WHAT YOU NEED TO DO
Of the entries below, copy only those lines that contain the word "shortcut".

EXCERPTED DATA

☆ ☆ ☆ ☆ ☆

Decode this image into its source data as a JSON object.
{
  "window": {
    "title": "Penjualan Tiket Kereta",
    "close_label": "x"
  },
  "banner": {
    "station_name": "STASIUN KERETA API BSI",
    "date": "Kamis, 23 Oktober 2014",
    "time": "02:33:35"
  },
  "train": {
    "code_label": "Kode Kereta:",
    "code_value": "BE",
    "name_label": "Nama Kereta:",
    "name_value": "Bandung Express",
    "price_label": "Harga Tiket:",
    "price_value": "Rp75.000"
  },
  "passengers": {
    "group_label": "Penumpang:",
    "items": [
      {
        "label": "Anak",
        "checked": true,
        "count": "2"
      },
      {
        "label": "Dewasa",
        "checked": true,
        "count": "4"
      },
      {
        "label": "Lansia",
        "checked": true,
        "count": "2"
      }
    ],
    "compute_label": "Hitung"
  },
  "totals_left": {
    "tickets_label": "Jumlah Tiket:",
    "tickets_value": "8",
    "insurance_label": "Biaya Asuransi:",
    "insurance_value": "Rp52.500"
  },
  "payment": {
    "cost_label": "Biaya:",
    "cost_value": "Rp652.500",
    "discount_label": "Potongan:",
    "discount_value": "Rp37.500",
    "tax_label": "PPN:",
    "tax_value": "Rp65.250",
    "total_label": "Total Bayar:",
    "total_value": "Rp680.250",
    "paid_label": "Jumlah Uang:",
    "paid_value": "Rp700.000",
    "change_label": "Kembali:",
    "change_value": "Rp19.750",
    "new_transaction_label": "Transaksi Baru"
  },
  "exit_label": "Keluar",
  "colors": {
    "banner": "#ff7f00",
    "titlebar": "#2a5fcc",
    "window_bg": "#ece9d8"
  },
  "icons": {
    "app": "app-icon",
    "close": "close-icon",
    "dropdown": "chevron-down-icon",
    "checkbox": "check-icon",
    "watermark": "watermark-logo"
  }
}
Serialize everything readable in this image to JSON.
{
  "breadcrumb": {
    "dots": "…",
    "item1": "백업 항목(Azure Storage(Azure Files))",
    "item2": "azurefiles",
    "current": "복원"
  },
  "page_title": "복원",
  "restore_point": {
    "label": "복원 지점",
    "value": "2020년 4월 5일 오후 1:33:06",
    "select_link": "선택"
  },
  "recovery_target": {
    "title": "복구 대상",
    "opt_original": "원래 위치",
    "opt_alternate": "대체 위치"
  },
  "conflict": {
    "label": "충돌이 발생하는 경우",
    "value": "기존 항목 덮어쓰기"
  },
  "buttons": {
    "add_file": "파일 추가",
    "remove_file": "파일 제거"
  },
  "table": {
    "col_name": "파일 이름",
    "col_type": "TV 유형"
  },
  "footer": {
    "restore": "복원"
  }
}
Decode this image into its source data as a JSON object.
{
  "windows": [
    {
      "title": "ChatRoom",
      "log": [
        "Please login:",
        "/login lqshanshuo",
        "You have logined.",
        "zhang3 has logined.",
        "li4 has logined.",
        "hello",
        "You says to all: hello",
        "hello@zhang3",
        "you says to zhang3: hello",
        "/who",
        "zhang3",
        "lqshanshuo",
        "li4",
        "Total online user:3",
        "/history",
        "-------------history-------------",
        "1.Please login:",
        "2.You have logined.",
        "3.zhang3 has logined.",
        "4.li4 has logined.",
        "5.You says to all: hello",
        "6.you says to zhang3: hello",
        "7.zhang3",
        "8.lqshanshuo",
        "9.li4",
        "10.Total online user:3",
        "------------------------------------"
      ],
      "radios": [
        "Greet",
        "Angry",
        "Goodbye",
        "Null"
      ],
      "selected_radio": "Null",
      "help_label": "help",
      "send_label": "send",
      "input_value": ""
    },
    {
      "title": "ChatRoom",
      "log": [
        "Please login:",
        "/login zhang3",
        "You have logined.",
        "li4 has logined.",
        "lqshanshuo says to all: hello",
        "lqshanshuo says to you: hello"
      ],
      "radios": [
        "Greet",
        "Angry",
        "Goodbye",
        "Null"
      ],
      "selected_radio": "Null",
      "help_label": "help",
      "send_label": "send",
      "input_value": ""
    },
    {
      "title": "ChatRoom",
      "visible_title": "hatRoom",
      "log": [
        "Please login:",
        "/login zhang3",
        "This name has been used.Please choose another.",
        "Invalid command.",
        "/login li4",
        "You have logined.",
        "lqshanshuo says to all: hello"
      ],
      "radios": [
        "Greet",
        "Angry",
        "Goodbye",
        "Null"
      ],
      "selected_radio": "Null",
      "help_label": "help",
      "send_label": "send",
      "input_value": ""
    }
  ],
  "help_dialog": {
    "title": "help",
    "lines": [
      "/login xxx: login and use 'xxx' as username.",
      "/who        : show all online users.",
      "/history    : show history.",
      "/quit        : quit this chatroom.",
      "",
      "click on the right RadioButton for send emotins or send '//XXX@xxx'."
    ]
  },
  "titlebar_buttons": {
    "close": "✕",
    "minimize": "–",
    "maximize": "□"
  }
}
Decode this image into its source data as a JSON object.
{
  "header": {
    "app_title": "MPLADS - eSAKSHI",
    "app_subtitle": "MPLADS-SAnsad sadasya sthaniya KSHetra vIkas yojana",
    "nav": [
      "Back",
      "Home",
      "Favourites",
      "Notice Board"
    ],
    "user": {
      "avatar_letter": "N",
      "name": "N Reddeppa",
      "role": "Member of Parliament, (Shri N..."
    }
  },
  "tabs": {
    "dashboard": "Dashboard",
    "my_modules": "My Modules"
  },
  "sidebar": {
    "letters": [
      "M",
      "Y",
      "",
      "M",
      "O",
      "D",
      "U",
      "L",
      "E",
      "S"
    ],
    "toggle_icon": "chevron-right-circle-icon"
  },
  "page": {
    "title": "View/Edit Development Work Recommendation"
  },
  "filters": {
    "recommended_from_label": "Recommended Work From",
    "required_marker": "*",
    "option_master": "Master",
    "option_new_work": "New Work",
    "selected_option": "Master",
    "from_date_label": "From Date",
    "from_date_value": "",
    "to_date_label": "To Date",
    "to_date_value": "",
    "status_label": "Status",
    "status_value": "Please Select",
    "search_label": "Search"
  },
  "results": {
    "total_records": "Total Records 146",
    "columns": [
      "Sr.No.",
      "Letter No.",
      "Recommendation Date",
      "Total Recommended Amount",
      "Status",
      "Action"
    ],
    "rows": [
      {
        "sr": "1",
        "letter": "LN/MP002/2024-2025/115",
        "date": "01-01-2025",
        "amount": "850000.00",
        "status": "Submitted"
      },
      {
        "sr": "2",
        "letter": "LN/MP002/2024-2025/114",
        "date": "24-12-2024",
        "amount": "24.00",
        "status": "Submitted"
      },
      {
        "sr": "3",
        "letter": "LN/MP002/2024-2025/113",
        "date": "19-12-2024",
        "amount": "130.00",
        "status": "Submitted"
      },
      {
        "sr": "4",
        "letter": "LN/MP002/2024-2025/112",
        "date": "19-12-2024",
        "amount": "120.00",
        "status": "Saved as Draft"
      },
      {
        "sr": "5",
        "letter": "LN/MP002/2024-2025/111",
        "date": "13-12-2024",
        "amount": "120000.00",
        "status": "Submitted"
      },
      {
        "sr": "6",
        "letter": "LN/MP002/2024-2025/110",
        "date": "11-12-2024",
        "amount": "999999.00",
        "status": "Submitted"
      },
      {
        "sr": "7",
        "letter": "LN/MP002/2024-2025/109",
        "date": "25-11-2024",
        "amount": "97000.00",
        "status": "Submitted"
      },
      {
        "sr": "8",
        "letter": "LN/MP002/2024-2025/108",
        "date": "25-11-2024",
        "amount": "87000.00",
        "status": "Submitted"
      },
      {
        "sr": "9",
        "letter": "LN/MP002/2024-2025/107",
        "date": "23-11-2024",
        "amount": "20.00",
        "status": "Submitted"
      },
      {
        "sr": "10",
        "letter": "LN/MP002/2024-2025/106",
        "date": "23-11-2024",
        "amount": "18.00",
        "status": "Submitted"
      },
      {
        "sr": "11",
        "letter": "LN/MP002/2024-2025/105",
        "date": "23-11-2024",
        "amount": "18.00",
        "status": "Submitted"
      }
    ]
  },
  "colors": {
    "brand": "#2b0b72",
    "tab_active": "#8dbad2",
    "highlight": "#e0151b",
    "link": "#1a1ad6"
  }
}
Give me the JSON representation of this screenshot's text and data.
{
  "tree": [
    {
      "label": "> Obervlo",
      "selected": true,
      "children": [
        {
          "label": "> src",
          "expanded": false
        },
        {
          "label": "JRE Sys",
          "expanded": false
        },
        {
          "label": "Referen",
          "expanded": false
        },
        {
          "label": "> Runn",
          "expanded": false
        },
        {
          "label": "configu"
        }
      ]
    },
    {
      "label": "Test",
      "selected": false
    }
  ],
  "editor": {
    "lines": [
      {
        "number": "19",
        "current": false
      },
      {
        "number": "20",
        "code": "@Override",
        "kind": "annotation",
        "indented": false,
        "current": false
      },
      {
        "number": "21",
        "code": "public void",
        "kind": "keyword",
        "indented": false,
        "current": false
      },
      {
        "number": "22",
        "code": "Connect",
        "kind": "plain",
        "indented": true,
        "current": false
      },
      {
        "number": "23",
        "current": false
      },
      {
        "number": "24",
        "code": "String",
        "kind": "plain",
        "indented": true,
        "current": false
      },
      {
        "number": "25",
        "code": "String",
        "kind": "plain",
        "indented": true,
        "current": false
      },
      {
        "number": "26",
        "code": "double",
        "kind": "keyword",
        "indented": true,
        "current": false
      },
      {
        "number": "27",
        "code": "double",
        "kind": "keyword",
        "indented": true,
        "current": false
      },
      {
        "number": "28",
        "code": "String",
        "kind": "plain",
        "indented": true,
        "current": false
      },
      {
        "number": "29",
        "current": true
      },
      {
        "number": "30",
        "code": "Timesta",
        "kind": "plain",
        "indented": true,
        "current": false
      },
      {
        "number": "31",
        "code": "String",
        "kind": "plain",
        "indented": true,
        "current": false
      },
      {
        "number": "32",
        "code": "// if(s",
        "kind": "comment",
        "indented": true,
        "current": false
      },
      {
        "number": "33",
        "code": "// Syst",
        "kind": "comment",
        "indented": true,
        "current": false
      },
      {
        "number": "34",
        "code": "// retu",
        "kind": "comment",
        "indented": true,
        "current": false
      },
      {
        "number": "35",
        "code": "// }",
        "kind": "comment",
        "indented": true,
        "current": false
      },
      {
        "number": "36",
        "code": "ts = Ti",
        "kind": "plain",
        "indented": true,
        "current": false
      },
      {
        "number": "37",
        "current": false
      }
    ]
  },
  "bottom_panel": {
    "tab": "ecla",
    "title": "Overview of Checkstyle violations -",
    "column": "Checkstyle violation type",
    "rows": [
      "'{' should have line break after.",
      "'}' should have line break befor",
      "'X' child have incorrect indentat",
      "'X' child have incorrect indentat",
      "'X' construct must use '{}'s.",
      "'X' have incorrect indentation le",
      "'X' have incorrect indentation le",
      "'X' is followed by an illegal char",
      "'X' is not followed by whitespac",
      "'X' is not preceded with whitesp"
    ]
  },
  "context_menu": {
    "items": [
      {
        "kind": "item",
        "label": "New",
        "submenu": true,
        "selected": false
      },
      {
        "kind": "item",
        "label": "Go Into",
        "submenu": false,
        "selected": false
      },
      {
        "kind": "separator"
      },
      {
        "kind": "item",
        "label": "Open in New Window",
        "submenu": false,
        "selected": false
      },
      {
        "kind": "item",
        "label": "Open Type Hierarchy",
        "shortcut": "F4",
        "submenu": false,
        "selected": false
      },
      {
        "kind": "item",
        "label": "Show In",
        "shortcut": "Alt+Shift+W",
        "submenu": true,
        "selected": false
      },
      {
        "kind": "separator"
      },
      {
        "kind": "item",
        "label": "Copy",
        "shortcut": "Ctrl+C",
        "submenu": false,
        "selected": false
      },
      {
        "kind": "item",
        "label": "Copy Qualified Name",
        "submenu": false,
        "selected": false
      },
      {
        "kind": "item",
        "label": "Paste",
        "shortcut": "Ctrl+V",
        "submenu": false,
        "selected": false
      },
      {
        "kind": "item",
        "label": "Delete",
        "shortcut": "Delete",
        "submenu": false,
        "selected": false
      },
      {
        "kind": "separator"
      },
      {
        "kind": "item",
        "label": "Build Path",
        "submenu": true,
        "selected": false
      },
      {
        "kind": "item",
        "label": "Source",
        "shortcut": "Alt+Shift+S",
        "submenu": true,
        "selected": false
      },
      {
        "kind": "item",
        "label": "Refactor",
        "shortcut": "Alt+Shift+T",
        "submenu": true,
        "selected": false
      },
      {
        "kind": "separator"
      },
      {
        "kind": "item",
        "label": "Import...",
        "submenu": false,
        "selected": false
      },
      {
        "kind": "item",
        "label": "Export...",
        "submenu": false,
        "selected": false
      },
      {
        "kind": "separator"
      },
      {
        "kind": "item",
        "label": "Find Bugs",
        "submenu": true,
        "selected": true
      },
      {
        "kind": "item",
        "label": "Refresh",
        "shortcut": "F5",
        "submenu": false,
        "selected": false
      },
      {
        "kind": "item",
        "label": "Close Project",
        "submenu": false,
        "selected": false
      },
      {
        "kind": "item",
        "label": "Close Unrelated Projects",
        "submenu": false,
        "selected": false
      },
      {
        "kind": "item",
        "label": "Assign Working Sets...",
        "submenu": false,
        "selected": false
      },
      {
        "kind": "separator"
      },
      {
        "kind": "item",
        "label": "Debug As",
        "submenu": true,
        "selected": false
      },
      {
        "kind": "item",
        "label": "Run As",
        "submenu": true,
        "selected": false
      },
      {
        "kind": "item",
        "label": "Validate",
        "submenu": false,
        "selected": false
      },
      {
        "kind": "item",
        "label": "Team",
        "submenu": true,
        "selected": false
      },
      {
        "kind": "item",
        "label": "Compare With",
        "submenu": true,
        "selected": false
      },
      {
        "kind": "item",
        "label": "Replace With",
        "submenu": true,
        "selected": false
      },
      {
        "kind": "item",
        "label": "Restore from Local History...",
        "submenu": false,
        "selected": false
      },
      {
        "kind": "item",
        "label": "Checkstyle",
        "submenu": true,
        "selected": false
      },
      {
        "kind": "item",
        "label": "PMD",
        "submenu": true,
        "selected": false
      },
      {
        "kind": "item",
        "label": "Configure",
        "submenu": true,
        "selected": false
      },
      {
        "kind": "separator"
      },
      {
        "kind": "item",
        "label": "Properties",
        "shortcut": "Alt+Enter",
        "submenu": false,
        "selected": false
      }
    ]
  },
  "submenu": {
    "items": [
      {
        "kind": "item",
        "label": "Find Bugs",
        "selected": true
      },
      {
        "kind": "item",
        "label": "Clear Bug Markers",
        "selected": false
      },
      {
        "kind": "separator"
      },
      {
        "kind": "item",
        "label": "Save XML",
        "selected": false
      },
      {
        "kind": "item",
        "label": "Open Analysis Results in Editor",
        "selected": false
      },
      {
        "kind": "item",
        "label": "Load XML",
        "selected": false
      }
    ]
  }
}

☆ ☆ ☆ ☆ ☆

TASK SOLUTION
        "shortcut": "F4",
        "shortcut": "Alt+Shift+W",
        "shortcut": "Ctrl+C",
        "shortcut": "Ctrl+V",
        "shortcut": "Delete",
        "shortcut": "Alt+Shift+S",
        "shortcut": "Alt+Shift+T",
        "shortcut": "F5",
        "shortcut": "Alt+Enter",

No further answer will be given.